Thinking like an economist

A few months back one of my colleagues sent me the following email:

Dear dismal scientists (all you econ prof’s too)

I am happy to report that after going to my tax accountant Wed night, this dismal scientist reduced his tax burden by $12,000 by divorcing the love of my life  (I was expecting as high as 15K)
As a result, we will be sending you postcards from Hawaii, Fl or where ever.  The only downside is that when we get re-married, Leslie wants a destination wedding.  I told her that Lawrence is a destination.  She had no sense of humor.


And here’s Justin Wolfers:

Because Betsey and I earn similar incomes, we would pay a marriage penalty.  The U.S. has a household-based taxation system which subsidizes married families when one person stays home and taxes most people extra if they choose to marry and both work full-time.  The average tax cost of marriage for a dual-income couple is $1,500 annually.  When our accountant ran the numbers for us a few years back we discovered marriage would cost us substantially more.  I love Betsey and all, but is the marriage certificate worth thousands of dollars annually?  I can love her plenty without the certificate.  But this isn’t just about a bean-counter saving his beans.  Truth is, I find it offensive that the tax man treats me differently according to a  very private decision””whether I marry or not.  And so I prefer to remain unmarried, at least in the eyes of the tax man.

I agree with Wolfers, and yet I am married.  Can you guess why?

By the way, both the Dems and GOP support me and my wife having to pay far more in taxes than Wolfers and his partner–even with identical incomes.  It’s not even controversial in Washington.  And yet nearly 100% of Americans are outraged when they find out about the marriage penalty.   Most don’t even know why it exists, why their reps support it.

Just one more reason why academics should pay no attention to “public opinion” polls.  There is no such things as public opinion, there is only election results.  No one knows what Americans would believe about Medicare if that sat down with all the government programs and tax revenues in a spreadsheet front of them, and told they had to equate the NPV of all future taxes with the NPV of all future spending.  We simply don’t know.  And anyone who argues otherwise isn’t thinking deeply enough about the issue.

Whether you want more or less money spent on Medicare, I guarantee that I can frame a poll question that gets the result you want.

Faulty arguments for the marriage penalty

I was surprised that a number of commenters actually defended the marriage penalty in the comment section of my recent tirade.  I thought it worth driving a nail into the coffin of one particularly popular but fallacious argument.

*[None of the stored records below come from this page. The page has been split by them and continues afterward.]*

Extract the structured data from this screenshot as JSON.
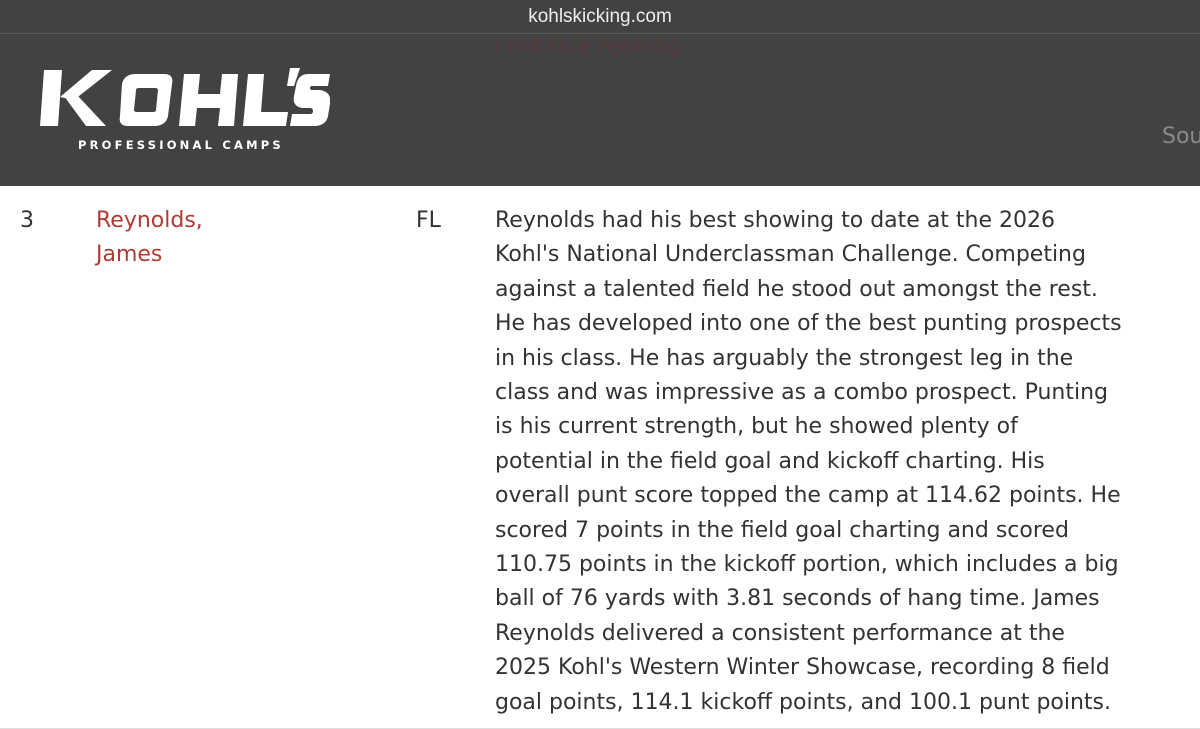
{
  "browser": {
    "url": "kohlskicking.com"
  },
  "header": {
    "continue_link": "continue reading",
    "logo": {
      "wordmark": "KOHL'S",
      "subtitle": "PROFESSIONAL CAMPS"
    },
    "nav_partial": "Sou"
  },
  "colors": {
    "header_bg": "#414244",
    "link_red": "#b03a34",
    "text": "#333333"
  },
  "ranking_row": {
    "rank": "3",
    "name": "Reynolds, James",
    "state": "FL",
    "description_lines": [
      "Reynolds had his best showing to date at the 2026",
      "Kohl's National Underclassman Challenge. Competing",
      "against a talented field he stood out amongst the rest.",
      "He has developed into one of the best punting prospects",
      "in his class. He has arguably the strongest leg in the",
      "class and was impressive as a combo prospect. Punting",
      "is his current strength, but he showed plenty of",
      "potential in the field goal and kickoff charting. His",
      "overall punt score topped the camp at 114.62 points. He",
      "scored 7 points in the field goal charting and scored",
      "110.75 points in the kickoff portion, which includes a big",
      "ball of 76 yards with 3.81 seconds of hang time. James",
      "Reynolds delivered a consistent performance at the",
      "2025 Kohl's Western Winter Showcase, recording 8 field",
      "goal points, 114.1 kickoff points, and 100.1 punt points."
    ]
  }
}
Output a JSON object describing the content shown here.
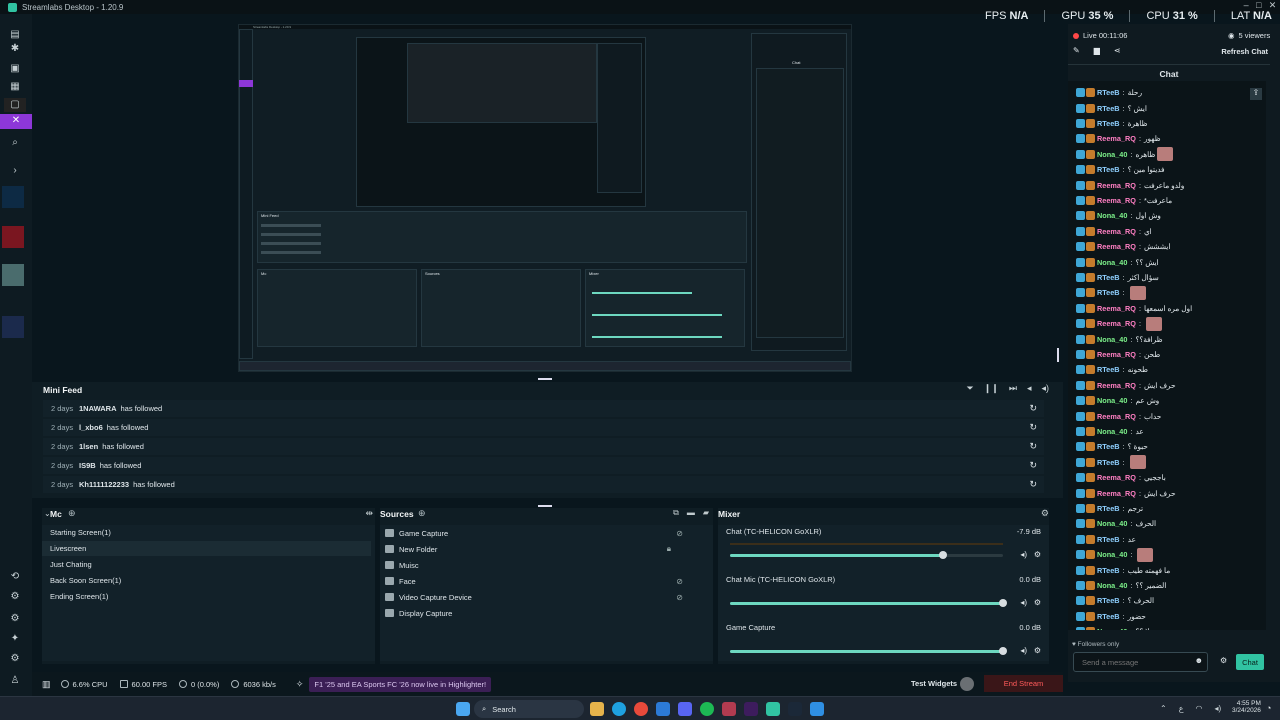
{
  "window": {
    "title": "Streamlabs Desktop - 1.20.9"
  },
  "perf": {
    "fps_label": "FPS",
    "fps_value": "N/A",
    "gpu_label": "GPU",
    "gpu_value": "35 %",
    "cpu_label": "CPU",
    "cpu_value": "31 %",
    "lat_label": "LAT",
    "lat_value": "N/A"
  },
  "chat_header": {
    "live": "Live 00:11:06",
    "viewers": "5 viewers",
    "refresh": "Refresh Chat",
    "title": "Chat",
    "followers_only": "Followers only",
    "send_placeholder": "Send a message",
    "chat_button": "Chat"
  },
  "chat_messages": [
    {
      "user": "RTeeB",
      "text": "رحلة",
      "color": "#8fd0ff"
    },
    {
      "user": "RTeeB",
      "text": "ايش ؟",
      "color": "#8fd0ff"
    },
    {
      "user": "RTeeB",
      "text": "ظاهرة",
      "color": "#8fd0ff"
    },
    {
      "user": "Reema_RQ",
      "text": "ظهور",
      "color": "#ff7fc3"
    },
    {
      "user": "Nona_40",
      "text": "ظاهره",
      "color": "#7cf08a",
      "emote": true
    },
    {
      "user": "RTeeB",
      "text": "فديتوا مين ؟",
      "color": "#8fd0ff"
    },
    {
      "user": "Reema_RQ",
      "text": "ولدو ماعرفت",
      "color": "#ff7fc3"
    },
    {
      "user": "Reema_RQ",
      "text": "*ماعرفت",
      "color": "#ff7fc3"
    },
    {
      "user": "Nona_40",
      "text": "وش اول",
      "color": "#7cf08a"
    },
    {
      "user": "Reema_RQ",
      "text": "اي",
      "color": "#ff7fc3"
    },
    {
      "user": "Reema_RQ",
      "text": "ايششش",
      "color": "#ff7fc3"
    },
    {
      "user": "Nona_40",
      "text": "ايش ؟؟",
      "color": "#7cf08a"
    },
    {
      "user": "RTeeB",
      "text": "سؤال اكثر",
      "color": "#8fd0ff"
    },
    {
      "user": "RTeeB",
      "text": "",
      "color": "#8fd0ff",
      "emote": true
    },
    {
      "user": "Reema_RQ",
      "text": "اول مره اسمعها",
      "color": "#ff7fc3"
    },
    {
      "user": "Reema_RQ",
      "text": "",
      "color": "#ff7fc3",
      "emote": true
    },
    {
      "user": "Nona_40",
      "text": "ظرافة؟؟",
      "color": "#7cf08a"
    },
    {
      "user": "Reema_RQ",
      "text": "طحن",
      "color": "#ff7fc3"
    },
    {
      "user": "RTeeB",
      "text": "طحونه",
      "color": "#8fd0ff"
    },
    {
      "user": "Reema_RQ",
      "text": "حرف ايش",
      "color": "#ff7fc3"
    },
    {
      "user": "Nona_40",
      "text": "وش عم",
      "color": "#7cf08a"
    },
    {
      "user": "Reema_RQ",
      "text": "حداب",
      "color": "#ff7fc3"
    },
    {
      "user": "Nona_40",
      "text": "عد",
      "color": "#7cf08a"
    },
    {
      "user": "RTeeB",
      "text": "حبوة ؟",
      "color": "#8fd0ff"
    },
    {
      "user": "RTeeB",
      "text": "",
      "color": "#8fd0ff",
      "emote": true
    },
    {
      "user": "Reema_RQ",
      "text": "باججيي",
      "color": "#ff7fc3"
    },
    {
      "user": "Reema_RQ",
      "text": "حرف ايش",
      "color": "#ff7fc3"
    },
    {
      "user": "RTeeB",
      "text": "ترجم",
      "color": "#8fd0ff"
    },
    {
      "user": "Nona_40",
      "text": "الحرف",
      "color": "#7cf08a"
    },
    {
      "user": "RTeeB",
      "text": "عد",
      "color": "#8fd0ff"
    },
    {
      "user": "Nona_40",
      "text": "",
      "color": "#7cf08a",
      "emote": true
    },
    {
      "user": "RTeeB",
      "text": "ما فهمته طيب",
      "color": "#8fd0ff"
    },
    {
      "user": "Nona_40",
      "text": "الضمير ؟؟",
      "color": "#7cf08a"
    },
    {
      "user": "RTeeB",
      "text": "الحرف ؟",
      "color": "#8fd0ff"
    },
    {
      "user": "RTeeB",
      "text": "حضور",
      "color": "#8fd0ff"
    },
    {
      "user": "Nona_40",
      "text": "صح ولا ؟؟",
      "color": "#7cf08a"
    }
  ],
  "minifeed": {
    "title": "Mini Feed",
    "events": [
      {
        "time": "2 days",
        "user": "1NAWARA",
        "action": "has followed"
      },
      {
        "time": "2 days",
        "user": "l_xbo6",
        "action": "has followed"
      },
      {
        "time": "2 days",
        "user": "1lsen",
        "action": "has followed"
      },
      {
        "time": "2 days",
        "user": "IS9B",
        "action": "has followed"
      },
      {
        "time": "2 days",
        "user": "Kh1111122233",
        "action": "has followed"
      }
    ]
  },
  "scenes": {
    "title": "Mc",
    "items": [
      "Starting Screen(1)",
      "Livescreen",
      "Just Chating",
      "Back Soon Screen(1)",
      "Ending Screen(1)"
    ]
  },
  "sources": {
    "title": "Sources",
    "items": [
      "Game Capture",
      "New Folder",
      "Muisc",
      "Face",
      "Video Capture Device",
      "Display Capture"
    ]
  },
  "mixer": {
    "title": "Mixer",
    "channels": [
      {
        "name": "Chat (TC-HELICON GoXLR)",
        "db": "-7.9 dB",
        "level": 0.78
      },
      {
        "name": "Chat Mic (TC-HELICON GoXLR)",
        "db": "0.0 dB",
        "level": 1.0
      },
      {
        "name": "Game Capture",
        "db": "0.0 dB",
        "level": 1.0
      }
    ]
  },
  "footer": {
    "cpu": "6.6% CPU",
    "fps": "60.00 FPS",
    "dropped": "0 (0.0%)",
    "bitrate": "6036 kb/s",
    "highlight": "F1 '25 and EA Sports FC '26 now live in Highlighter!",
    "test_widgets": "Test Widgets",
    "end_stream": "End Stream"
  },
  "taskbar": {
    "search": "Search",
    "time": "4:55 PM",
    "date": "3/24/2026"
  },
  "preview_mini": {
    "title": "Streamlabs Desktop - 1.20.9",
    "minifeed": "Mini Feed",
    "chat": "Chat",
    "scenes": "Mc",
    "sources": "Sources",
    "mixer": "Mixer"
  }
}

Some commenters argued something to the effect that “two can live almost as cheaply as one” (or more specifically at less than double the cost of one.)  First let’s consider someone born with the love of the sea.  It leads him to buy a sailboat as an adult. As a result, he has less income to spend on food, clothing, and shelter than the typical guy.  Should he pay a lower income tax rate, to compensate for his unusually high living expenses?

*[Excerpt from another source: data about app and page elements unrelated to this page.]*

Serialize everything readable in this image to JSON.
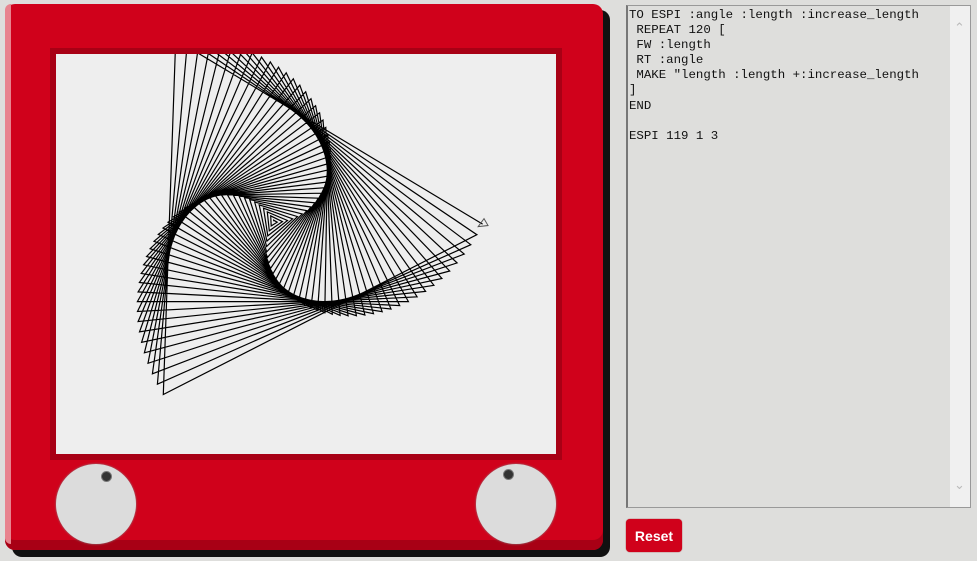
{
  "editor": {
    "lines": [
      "TO ESPI :angle :length :increase_length",
      " REPEAT 120 [",
      " FW :length",
      " RT :angle",
      " MAKE \"length :length +:increase_length",
      "]",
      "END",
      "",
      "ESPI 119 1 3"
    ]
  },
  "drawing": {
    "angle": 119,
    "length": 1,
    "increase_length": 3,
    "repeat": 120,
    "line_color": "#000000"
  },
  "reset_label": "Reset",
  "colors": {
    "frame": "#d0011b",
    "screen": "#eeeeee"
  }
}
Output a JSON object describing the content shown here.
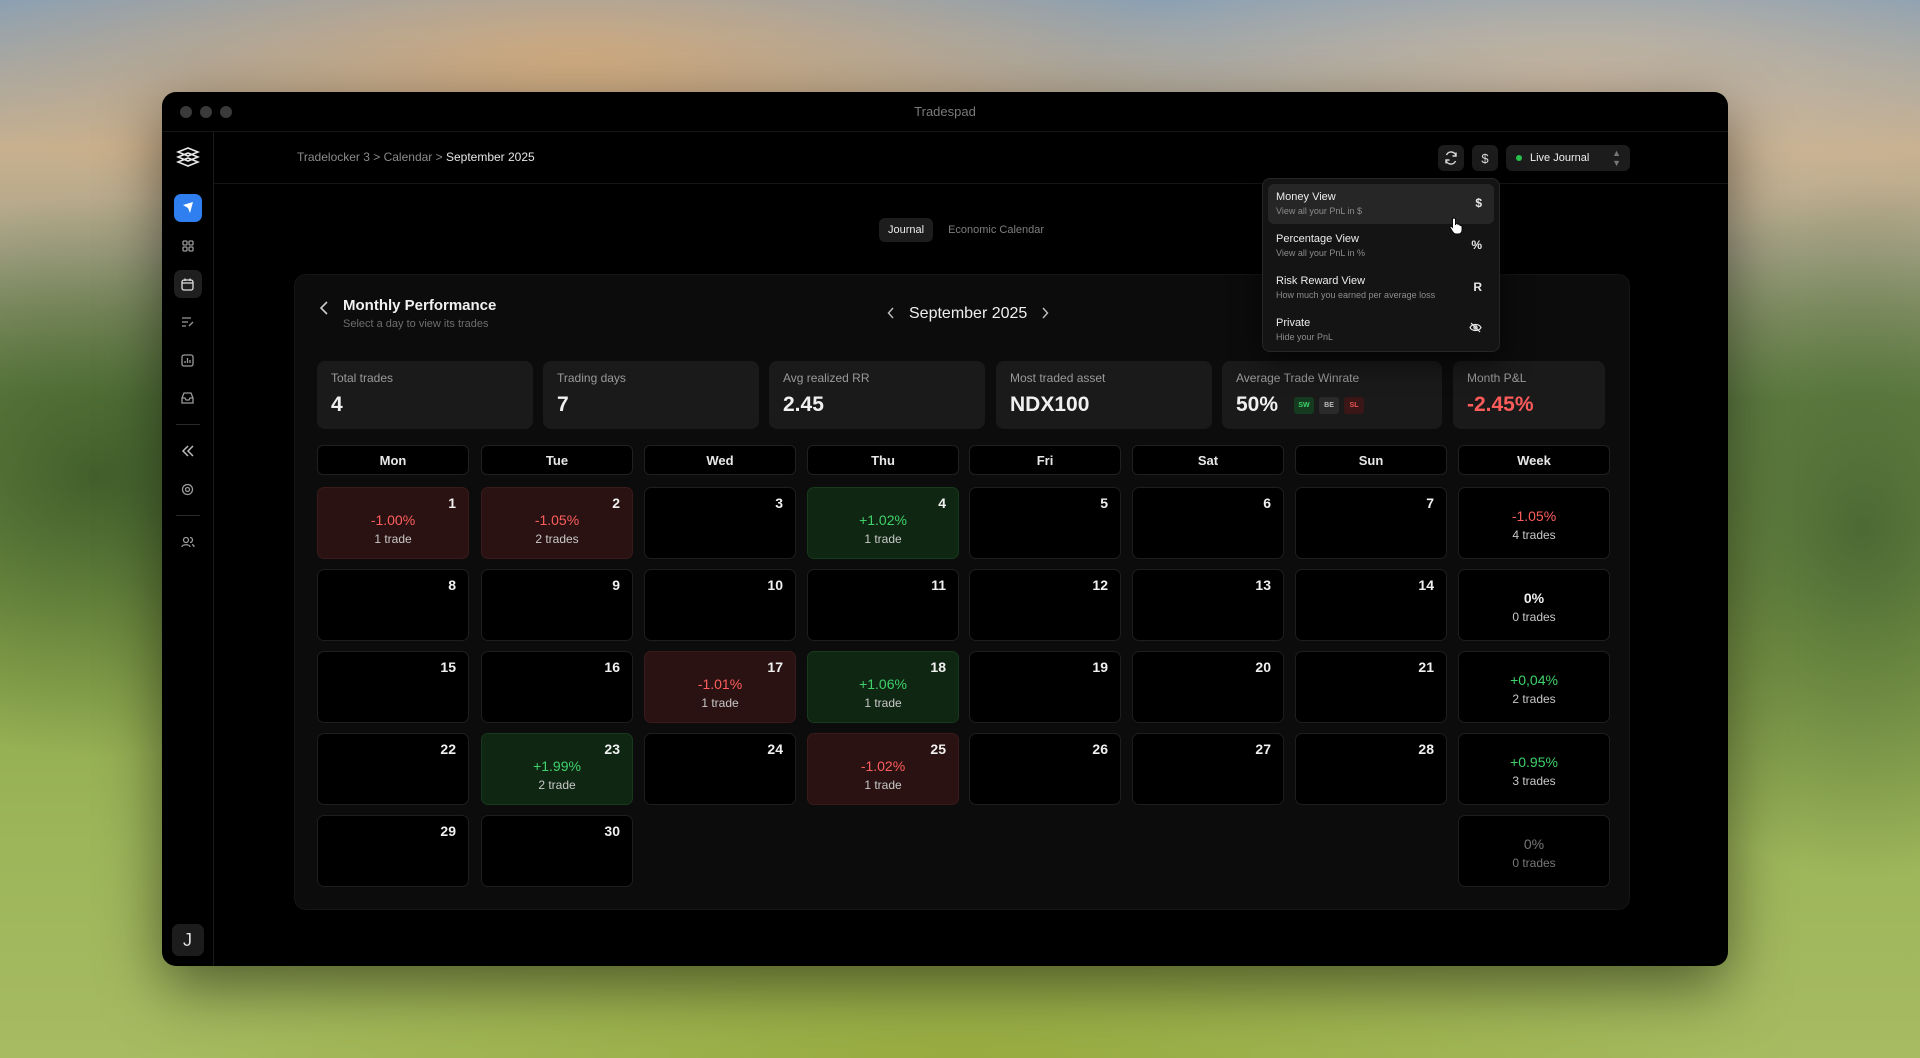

Now consider six young professional women.  Three are picky misanthropes who don’t like sharing bathrooms and kitchen counterspace with other women.  The other three women share a three bedroom apartment, thus having lower per person shelter costs.  How should we think about this situation?

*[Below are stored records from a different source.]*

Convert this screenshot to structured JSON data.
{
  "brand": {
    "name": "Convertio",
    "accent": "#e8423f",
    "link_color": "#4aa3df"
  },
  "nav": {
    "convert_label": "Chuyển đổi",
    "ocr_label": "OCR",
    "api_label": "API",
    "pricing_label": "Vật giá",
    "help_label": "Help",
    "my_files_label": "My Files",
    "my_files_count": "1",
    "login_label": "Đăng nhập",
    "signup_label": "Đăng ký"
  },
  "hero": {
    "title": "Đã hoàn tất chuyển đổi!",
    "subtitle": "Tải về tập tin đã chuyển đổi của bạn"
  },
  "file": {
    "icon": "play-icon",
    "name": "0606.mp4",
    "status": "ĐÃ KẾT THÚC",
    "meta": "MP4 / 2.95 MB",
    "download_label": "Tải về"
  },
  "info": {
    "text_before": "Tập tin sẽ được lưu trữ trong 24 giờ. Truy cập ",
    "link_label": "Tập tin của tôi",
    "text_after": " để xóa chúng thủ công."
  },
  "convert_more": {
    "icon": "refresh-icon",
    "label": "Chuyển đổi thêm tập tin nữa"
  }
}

Most people would say that the three women living alone are free to share an apartment with others if they wish, and thus must derive lots of utility of having their own private place.  I can certainly understand that, I was a picky misanthrope who lived alone for more than 15 years.  I can’t image anyone saying there should be different tax forms for the three women sharing an apartment, and that they should pay a higher tax rate than the other three.  Indeed, I don’t think people would want that to occur even if the government could costlessly ascertain who is living alone and who is not.  So why all the arguments for the marriage penalty based on the notion that it is cheaper to share an apartment with others?  I don’t get it.